"Making A Murderer": State petitions full appeals court to hear Dassey case
The State of Wisconsin has submitted a petition asking the full Seventh Circuit Court of Appeals to rehear arguments in the Brendan Dassey case.
The petition for "en banc" was filed Wednesday.
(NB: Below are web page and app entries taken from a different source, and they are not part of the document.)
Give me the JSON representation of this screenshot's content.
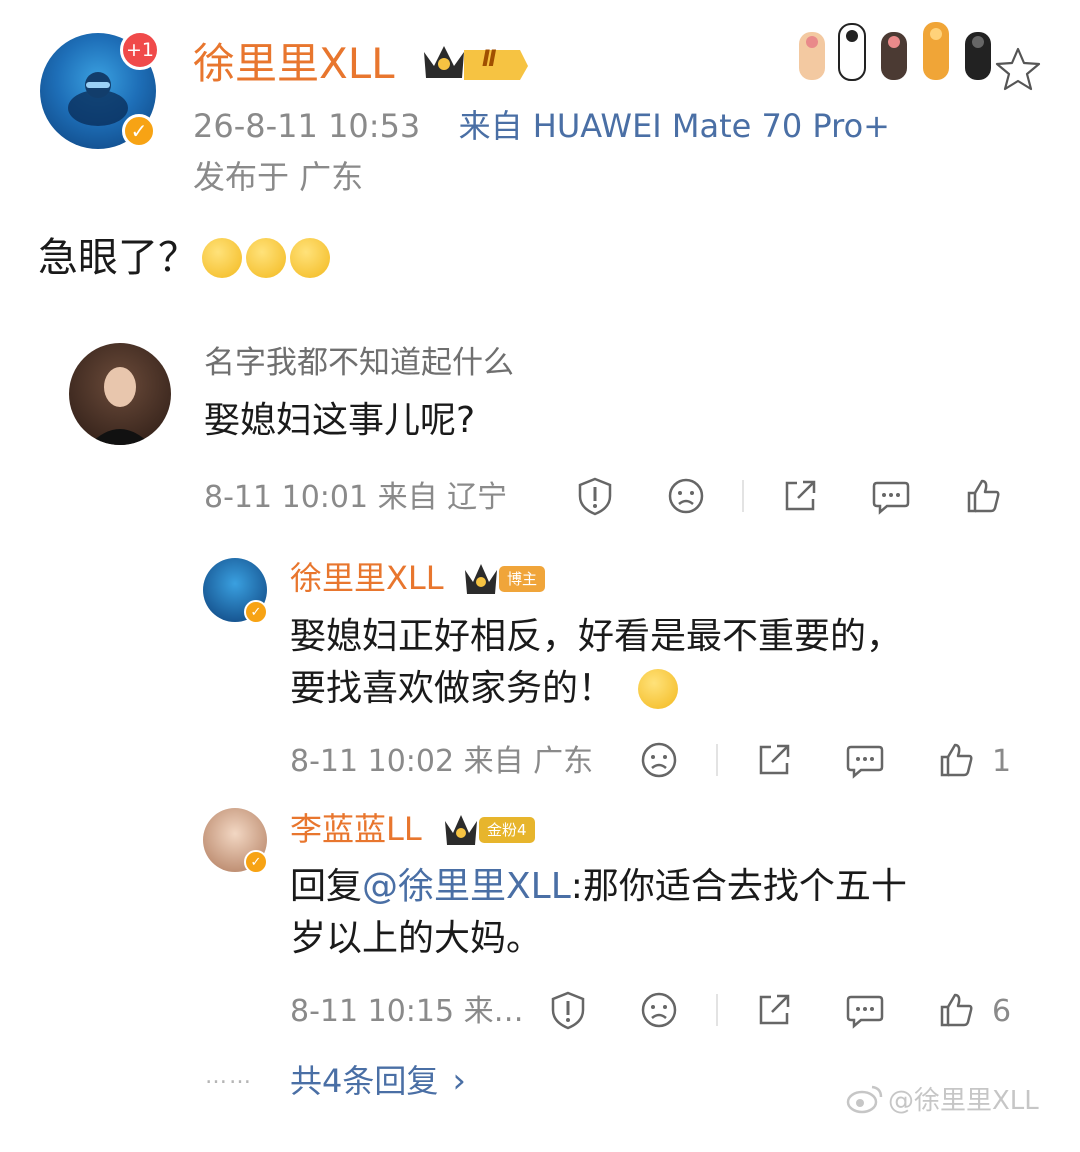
{
  "post": {
    "author": "徐里里XLL",
    "notification_count": "+1",
    "level_badge": "Ⅱ",
    "timestamp": "26-8-11 10:53",
    "source": "来自 HUAWEI Mate 70 Pro+",
    "location": "发布于 广东",
    "content": "急眼了？"
  },
  "comment": {
    "author": "名字我都不知道起什么",
    "content": "娶媳妇这事儿呢?",
    "meta": "8-11 10:01 来自 辽宁"
  },
  "replies": [
    {
      "author": "徐里里XLL",
      "tag": "博主",
      "content_line1": "娶媳妇正好相反，好看是最不重要的，",
      "content_line2": "要找喜欢做家务的！",
      "meta": "8-11 10:02 来自 广东",
      "like_count": "1"
    },
    {
      "author": "李蓝蓝LL",
      "tag": "金粉4",
      "reply_prefix": "回复",
      "mention": "@徐里里XLL",
      "content_line1_rest": ":那你适合去找个五十",
      "content_line2": "岁以上的大妈。",
      "meta": "8-11 10:15 来…",
      "like_count": "6"
    }
  ],
  "more_replies": {
    "dots": "……",
    "label": "共4条回复",
    "chevron": "›"
  },
  "watermark": "@徐里里XLL",
  "colors": {
    "username": "#e8762e",
    "meta": "#8a8a8a",
    "mention": "#4a6fa5",
    "blogger_tag": "#f0a53a",
    "fan_tag": "#e7b52c"
  }
}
The Wisconsin Department of Justice provided Action 2 News a copy of the state's petition, which takes issue with a 2-1 decision reached by a panel of appeals court judges affirming a lower court's ruling that overturned Dassey's conviction for the 2005 murder of Teresa Halbach.
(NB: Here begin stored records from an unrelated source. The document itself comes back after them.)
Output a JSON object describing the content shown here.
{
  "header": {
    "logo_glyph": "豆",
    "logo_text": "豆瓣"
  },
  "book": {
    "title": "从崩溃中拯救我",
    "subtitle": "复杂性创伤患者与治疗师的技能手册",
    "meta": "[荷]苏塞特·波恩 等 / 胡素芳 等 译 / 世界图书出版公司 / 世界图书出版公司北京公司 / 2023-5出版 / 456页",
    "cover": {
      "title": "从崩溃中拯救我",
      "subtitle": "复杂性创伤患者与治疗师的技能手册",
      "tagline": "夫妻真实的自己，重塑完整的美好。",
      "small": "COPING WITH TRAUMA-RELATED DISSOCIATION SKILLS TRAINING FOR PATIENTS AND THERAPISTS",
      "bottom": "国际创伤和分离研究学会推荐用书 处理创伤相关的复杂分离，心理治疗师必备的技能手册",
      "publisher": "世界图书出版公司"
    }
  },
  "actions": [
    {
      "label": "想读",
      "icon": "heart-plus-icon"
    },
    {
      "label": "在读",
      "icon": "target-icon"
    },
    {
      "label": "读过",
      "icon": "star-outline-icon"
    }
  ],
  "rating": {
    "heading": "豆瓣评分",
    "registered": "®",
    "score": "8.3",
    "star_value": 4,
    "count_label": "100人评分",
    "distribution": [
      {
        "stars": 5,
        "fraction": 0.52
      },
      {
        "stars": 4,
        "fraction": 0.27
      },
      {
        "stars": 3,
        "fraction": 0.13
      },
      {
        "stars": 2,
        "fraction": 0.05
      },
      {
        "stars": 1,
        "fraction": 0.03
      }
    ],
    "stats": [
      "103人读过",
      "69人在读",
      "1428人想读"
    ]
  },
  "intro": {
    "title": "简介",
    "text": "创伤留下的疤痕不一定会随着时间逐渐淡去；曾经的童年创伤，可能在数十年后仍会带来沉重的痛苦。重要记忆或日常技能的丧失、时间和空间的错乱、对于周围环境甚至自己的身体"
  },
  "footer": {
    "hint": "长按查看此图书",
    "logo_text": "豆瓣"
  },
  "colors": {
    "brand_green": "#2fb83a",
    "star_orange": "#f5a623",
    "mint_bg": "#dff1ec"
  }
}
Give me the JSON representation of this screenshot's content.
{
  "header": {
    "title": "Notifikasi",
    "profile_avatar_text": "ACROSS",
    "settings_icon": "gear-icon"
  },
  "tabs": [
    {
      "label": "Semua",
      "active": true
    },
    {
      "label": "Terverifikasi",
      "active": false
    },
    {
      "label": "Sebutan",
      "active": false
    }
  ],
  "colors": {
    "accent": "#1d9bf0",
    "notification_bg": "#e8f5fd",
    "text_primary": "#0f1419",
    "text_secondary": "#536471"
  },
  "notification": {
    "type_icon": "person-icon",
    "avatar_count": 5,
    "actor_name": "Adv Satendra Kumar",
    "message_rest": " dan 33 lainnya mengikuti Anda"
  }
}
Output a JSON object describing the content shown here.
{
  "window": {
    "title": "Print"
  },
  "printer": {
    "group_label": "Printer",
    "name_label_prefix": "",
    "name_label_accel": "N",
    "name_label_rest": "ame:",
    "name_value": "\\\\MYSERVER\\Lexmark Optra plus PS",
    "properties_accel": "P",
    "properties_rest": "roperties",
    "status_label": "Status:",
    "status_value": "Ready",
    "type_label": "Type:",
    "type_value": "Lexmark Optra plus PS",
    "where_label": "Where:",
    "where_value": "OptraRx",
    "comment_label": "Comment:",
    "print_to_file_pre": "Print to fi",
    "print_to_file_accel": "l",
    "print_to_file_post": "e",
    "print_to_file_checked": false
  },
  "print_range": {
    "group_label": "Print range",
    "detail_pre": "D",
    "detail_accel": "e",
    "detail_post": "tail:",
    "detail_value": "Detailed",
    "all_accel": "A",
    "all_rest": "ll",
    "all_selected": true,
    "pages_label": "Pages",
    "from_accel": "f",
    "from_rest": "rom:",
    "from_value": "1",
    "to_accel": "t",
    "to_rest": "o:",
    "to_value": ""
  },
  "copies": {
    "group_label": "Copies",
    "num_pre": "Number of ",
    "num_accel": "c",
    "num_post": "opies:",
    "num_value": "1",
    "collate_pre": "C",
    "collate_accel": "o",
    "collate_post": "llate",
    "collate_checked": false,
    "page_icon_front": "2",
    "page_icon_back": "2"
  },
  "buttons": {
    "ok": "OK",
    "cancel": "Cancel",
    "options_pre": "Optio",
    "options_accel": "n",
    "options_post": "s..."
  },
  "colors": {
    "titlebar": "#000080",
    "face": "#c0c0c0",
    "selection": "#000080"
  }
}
The state says the full appeals court should rehear the arguments based on "two reasons":
The state says, "The panel majority has rewritten the rules for juvenile interrogations, in multiple 'significant' ways." The state claims the panel's majority opinion conflicts with Supreme Court and other appeals court findings.
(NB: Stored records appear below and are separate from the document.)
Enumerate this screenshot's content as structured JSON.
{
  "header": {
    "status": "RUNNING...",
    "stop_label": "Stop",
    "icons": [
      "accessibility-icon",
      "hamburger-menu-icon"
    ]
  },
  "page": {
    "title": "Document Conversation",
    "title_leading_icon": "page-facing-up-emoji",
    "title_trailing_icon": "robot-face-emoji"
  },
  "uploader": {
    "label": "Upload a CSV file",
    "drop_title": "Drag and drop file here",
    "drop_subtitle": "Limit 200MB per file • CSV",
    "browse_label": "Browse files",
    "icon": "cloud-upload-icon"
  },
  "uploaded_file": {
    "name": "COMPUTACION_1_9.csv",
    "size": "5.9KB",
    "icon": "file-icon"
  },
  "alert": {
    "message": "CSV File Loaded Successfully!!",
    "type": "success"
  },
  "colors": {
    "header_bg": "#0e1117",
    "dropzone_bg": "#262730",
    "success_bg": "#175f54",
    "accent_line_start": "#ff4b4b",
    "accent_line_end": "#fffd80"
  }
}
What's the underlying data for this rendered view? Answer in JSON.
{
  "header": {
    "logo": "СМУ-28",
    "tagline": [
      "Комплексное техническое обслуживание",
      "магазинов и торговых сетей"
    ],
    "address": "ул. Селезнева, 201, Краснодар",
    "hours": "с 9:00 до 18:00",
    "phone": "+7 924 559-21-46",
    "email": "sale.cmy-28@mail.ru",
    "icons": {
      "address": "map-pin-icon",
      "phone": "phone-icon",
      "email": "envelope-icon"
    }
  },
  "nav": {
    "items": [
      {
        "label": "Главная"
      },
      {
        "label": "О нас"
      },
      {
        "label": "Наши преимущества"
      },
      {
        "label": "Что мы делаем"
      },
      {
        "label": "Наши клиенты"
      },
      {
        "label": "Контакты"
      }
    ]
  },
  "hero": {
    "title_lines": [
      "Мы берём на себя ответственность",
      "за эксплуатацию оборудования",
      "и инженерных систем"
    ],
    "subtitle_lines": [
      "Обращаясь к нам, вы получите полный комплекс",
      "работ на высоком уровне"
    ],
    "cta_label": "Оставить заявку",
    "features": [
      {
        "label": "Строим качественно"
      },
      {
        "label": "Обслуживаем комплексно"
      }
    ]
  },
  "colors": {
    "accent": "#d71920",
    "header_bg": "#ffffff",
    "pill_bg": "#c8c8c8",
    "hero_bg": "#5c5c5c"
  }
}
The state says "the panel majority also 'departed from a string of habeas decisions involving confessions by juveniles who were denied relief despite being subjected to far great pressures than Dassey was."
In June, two of three judges on the Seventh Circuit Court of Appeals panel agreed with a federal magistrate's decision to overturn Dassey's conviction for 1st Degree Intentional Homicide.
The majority opinion concurred that Manitowoc County investigators used coercive tactics to obtain a confession from Dassey that he helped his uncle Steven Avery rape and kill Halbach on Halloween 2005, thus violating his constitutional rights.
While the state appeals court ruled Dassey's confession was voluntary, the federal appeals court's opinion states the investigators used false promises of leniency and cued Dassey to "tell them what they wanted to hear." At issue, Dassey's limited IQ and inability to understand an idiom such as "the truth will set you free."
The state's petition for "en banc" says the federal appeals court panel "attacked" the Wisconsin Court of Appeals in its ruling. "The majority's characterization of the Wisconsin Court of Appeals' opinion is patently unfair," reads the petition.
The Avery and Dassey cases gained international attention when they were featured on Netflix docu-series "Making A Murderer."
The state's "en banc" petition means it is asking the full appeals court to look at the case, not just a three-judge panel.
Dassey's attorneys asked the appeals court to allow Dassey to be released from a Wisconsin prison during the state's appeal to the full court, but that motion was denied.
Dassey and Avery are serving life sentences for Halbach's killing.
Avery's attorney filed a nearly-1300 page motion laying out her argument for why her client deserves a new trial. Kathleen Zellner
Action 2 News spoke exclusively with Zellner shortly after the appeals court panel agreed Dassey's conviction was improperly obtained by investigators.
"It turned out exactly as I thought it would. Because it's obvious the confession was involuntary, and because of the cases that were cited and the analysis that was done of the facts. I don't think the Supreme Court will even take up the case," Zellner said.